"A la Lenny Dykstra, with the Mets down one game to none at home and down a run in the bottom of the ninth in Game 2, Michael Tucker hits a two-run walk-off HR off Adam Wainwright to tie the series at 1-1."


Popular posts from this blog

The best Mets ejections I know

When you think of the Mets and famous ejections, I'm guessing you first think of the famous Bobby Valentine mustache game, when after Valentine got tossed, he returned to the dugout in disguise. You know it. You love it. I remember being amused when I asked Bobby V about it while we were working on Baseball Tonight, how he simply said "It worked. We won the game." (true) But the Bobby V mustache game of June 9, 1999 is one of many, many memorable Mets ejection stories. And now thanks to Retrosheet and the magic of , we have a convenient means for being able to share them. Ever since Retrosheet's David Smith recently announced that the Retrosheet ejection database was posted online , I've been a kid in a candy store. I've organized the data and done some lookups of media coverage around the games that interested me post. Those newspaper accounts fill in a lot of blanks. Without further ado (and with more work to do), here are some of my findings

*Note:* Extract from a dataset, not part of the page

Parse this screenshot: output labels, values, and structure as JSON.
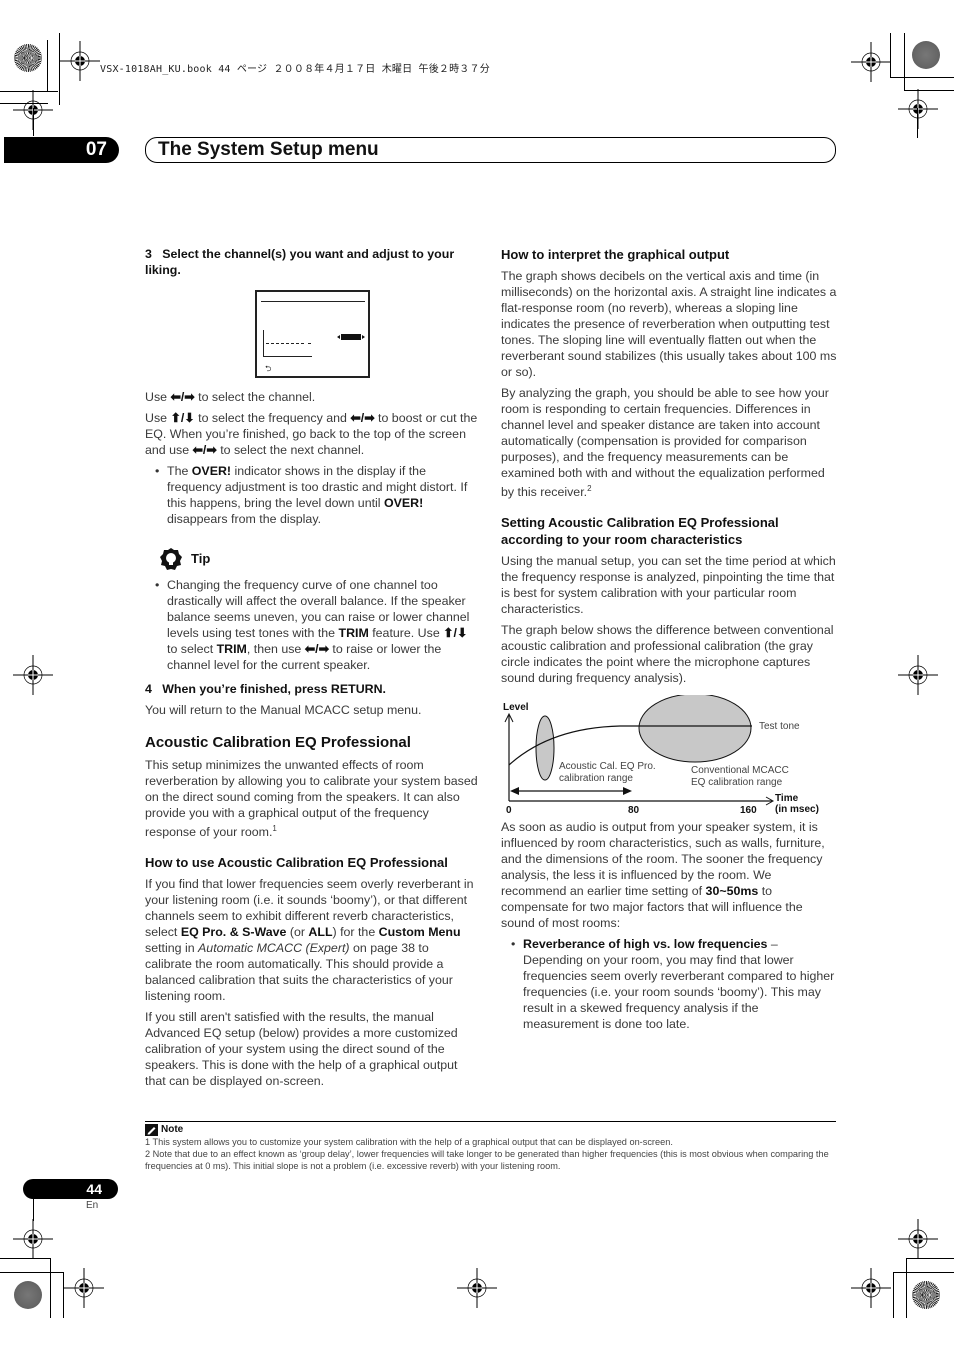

Minutiae Break: Worst Mets Relievers

It occurs to me after 79 straight walk-off related posts and some fatigue still remaining from Saturday's finish that I did promise to bring Metspective on other issues related to the Flushing 9, so I offer this posting up as a "Minutiae Break." This came about after several discussions related to the offhand Dick Tidrow/Danny Graves remark the other day , the conclusion of which indicated that it would be fun to create a list of the worst Mets relievers of all-time. I don't want to step on the territory of other bloggers, like " Faith and Fear in Flushing ," Mets Guy in Michigan " and " Metstradamus ," so I'll tread carefully here, aided by their influence. Should any friends, family members, or fans of these pitchers visit this site, I mean no harm. I'm just here to have a little fun with this topic. The ground rules are as follows: The pitcher must have had a Mets stint as long as Dick Tidrow's (11 games, 15 2/3 innings), for wh

The 'Duca of Earl (and walk-offs)

If I told you that the Mets had just obtained a guy who is a career .316 hitter with runners in scoring position? How about if I told you that the Mets just traded for a hitter who has consistently ranked among the toughest in baseball to strike out? Or if I mentioned that the Mets just dealt for a player who was selected to the NL All-Star team the last three seasons, with the last honor coming via a vote by his peers? So, although he's on the down side age wise, his throwing arm isn't as good as it used to be, and he doesn't provide much power, there are a lot of good things that Paul Lo Duca brings to the New York Mets. For example: He'll sacrifice his body for the good of the team The Dodgers and Braves squared off on August 23, 2002 and Lo Duca made an impact both on the start and finish of this game. Three pitches after being dusted by Greg Maddux, Lo Duca made him pay with a first-inning home run. The Braves rallied to tie the game, 3-3 in the ninth, but their bu